Interface dataset entries:
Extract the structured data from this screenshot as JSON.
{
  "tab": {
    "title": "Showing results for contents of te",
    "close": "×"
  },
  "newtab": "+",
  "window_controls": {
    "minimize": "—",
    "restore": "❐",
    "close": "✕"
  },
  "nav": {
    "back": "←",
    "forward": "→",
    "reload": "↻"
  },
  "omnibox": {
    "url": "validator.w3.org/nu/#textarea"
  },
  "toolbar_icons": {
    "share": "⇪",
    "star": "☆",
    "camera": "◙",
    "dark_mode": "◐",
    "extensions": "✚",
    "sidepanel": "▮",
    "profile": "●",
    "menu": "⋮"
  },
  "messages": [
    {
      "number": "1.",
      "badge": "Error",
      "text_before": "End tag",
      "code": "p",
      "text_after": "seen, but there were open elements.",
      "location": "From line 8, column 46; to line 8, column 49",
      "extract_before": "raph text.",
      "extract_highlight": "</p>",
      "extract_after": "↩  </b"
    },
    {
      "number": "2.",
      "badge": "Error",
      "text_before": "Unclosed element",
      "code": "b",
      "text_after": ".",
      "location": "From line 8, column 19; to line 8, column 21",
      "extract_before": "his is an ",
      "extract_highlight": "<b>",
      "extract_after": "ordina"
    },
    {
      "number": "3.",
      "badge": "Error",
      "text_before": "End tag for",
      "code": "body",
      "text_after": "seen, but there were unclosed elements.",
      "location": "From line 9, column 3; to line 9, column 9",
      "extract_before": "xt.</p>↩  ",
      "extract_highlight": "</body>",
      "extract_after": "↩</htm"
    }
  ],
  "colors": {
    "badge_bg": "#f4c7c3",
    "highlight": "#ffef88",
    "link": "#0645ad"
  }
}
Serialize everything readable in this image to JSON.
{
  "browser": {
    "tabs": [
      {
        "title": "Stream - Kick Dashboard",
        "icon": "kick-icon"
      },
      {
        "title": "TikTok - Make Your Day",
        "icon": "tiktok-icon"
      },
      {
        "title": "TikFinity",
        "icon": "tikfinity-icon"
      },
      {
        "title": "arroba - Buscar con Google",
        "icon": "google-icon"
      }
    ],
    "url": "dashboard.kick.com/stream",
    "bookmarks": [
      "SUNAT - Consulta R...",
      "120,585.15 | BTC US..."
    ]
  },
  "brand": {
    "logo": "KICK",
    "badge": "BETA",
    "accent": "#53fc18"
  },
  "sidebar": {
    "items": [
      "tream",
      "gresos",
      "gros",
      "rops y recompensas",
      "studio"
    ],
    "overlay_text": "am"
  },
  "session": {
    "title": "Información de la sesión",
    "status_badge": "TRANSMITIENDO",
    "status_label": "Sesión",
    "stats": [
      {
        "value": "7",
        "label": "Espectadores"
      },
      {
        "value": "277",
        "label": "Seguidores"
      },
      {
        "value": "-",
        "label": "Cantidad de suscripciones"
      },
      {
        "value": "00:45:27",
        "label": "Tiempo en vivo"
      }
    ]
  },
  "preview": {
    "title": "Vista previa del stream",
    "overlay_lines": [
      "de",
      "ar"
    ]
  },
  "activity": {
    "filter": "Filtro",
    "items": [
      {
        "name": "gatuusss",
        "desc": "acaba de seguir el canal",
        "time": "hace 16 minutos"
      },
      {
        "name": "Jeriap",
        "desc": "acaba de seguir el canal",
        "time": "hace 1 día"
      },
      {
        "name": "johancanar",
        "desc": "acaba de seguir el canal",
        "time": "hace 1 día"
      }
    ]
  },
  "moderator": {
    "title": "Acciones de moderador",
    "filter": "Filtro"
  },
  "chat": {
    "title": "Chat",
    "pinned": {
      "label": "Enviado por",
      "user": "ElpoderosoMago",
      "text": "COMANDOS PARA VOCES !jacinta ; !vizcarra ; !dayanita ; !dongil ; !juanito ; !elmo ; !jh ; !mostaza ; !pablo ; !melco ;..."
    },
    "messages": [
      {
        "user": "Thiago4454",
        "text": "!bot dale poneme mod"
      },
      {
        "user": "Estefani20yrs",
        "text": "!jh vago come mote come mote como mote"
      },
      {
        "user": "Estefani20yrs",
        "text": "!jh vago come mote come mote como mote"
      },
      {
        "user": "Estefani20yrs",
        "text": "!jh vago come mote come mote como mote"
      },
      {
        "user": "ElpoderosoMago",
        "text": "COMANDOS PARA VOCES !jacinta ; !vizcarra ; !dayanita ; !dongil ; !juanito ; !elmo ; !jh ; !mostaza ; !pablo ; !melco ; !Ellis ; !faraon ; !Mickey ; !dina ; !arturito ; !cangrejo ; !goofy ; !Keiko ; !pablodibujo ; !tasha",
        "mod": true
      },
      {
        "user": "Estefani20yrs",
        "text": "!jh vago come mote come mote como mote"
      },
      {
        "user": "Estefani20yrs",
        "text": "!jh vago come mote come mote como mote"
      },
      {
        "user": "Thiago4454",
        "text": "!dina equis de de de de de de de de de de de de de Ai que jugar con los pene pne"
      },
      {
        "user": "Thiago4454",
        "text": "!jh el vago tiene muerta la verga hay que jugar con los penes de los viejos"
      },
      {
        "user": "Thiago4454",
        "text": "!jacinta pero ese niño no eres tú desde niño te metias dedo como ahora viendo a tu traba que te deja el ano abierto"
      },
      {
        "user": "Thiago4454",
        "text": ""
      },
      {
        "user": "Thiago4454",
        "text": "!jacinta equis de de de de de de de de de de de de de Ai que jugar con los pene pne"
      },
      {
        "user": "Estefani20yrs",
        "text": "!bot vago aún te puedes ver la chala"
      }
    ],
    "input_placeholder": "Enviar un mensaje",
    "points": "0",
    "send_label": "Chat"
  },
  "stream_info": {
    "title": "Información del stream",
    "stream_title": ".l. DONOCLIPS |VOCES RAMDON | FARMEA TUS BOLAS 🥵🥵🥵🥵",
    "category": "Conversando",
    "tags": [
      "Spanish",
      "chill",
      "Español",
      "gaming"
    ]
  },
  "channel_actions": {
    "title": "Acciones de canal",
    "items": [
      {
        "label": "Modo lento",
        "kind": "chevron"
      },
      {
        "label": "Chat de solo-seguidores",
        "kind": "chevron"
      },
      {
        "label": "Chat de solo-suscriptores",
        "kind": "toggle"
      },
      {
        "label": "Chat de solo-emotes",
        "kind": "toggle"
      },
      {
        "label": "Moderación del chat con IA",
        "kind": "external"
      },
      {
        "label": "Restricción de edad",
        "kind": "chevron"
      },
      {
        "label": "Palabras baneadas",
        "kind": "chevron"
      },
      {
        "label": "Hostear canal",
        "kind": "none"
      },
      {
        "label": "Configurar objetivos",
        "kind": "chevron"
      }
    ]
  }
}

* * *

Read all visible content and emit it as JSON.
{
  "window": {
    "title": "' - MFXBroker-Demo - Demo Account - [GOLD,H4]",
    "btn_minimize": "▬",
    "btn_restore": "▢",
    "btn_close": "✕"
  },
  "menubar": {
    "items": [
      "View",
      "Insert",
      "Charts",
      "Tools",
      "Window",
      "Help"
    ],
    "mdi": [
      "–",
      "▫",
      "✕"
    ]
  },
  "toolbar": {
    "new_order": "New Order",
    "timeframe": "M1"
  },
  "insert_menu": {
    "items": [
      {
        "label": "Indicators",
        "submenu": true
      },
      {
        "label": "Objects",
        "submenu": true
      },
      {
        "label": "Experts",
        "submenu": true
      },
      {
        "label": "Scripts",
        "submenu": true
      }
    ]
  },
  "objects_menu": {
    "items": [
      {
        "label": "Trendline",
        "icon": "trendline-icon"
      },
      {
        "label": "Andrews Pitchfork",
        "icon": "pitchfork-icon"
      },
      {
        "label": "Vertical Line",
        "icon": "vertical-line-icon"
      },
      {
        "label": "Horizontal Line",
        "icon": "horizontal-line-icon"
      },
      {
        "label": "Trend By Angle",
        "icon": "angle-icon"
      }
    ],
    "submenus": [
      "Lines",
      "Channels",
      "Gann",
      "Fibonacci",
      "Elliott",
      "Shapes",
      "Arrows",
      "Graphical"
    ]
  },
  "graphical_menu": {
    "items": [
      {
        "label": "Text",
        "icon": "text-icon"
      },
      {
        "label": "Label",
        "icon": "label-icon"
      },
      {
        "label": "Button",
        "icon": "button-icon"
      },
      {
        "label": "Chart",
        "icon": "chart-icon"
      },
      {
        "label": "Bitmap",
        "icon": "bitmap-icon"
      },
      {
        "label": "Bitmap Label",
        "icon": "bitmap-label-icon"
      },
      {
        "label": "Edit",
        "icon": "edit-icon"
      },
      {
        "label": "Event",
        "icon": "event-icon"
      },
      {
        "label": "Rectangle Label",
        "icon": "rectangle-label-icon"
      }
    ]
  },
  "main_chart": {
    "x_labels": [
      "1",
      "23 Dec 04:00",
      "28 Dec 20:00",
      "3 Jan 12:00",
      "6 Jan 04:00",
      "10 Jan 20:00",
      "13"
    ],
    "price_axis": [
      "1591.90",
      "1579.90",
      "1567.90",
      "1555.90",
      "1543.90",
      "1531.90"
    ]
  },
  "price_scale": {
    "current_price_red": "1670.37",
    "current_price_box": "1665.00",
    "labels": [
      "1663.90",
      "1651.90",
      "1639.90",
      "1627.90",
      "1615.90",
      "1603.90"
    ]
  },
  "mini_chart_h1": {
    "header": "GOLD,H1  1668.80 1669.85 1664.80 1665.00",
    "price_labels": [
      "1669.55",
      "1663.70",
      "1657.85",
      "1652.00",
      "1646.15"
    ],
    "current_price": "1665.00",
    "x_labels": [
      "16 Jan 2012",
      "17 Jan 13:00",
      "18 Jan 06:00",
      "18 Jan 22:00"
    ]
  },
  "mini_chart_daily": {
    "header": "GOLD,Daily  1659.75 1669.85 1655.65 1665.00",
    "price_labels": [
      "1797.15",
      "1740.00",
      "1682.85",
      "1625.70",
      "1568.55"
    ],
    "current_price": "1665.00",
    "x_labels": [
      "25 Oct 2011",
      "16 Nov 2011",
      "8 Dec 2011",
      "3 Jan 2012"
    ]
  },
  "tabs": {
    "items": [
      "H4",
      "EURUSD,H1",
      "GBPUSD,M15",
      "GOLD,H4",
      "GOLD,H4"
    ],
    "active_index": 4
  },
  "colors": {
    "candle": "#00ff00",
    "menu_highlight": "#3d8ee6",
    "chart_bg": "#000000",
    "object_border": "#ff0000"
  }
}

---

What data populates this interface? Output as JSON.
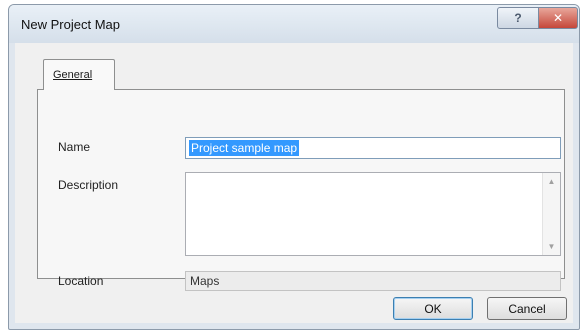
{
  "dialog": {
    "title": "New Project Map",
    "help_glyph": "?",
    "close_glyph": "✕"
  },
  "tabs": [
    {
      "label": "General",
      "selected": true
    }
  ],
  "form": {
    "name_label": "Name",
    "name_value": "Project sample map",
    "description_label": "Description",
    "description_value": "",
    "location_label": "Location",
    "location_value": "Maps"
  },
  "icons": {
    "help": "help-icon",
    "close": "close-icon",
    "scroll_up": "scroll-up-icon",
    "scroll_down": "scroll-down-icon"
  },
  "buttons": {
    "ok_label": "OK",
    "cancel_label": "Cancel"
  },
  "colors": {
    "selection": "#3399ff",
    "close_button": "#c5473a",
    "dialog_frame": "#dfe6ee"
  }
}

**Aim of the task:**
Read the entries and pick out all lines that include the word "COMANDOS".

**Exercise answer:**
      "text": "COMANDOS PARA VOCES !jacinta ; !vizcarra ; !dayanita ; !dongil ; !juanito ; !elmo ; !jh ; !mostaza ; !pablo ; !melco ;..."
        "text": "COMANDOS PARA VOCES !jacinta ; !vizcarra ; !dayanita ; !dongil ; !juanito ; !elmo ; !jh ; !mostaza ; !pablo ; !melco ; !Ellis ; !faraon ; !Mickey ; !dina ; !arturito ; !cangrejo ; !goofy ; !Keiko ; !pablodibujo ; !tasha",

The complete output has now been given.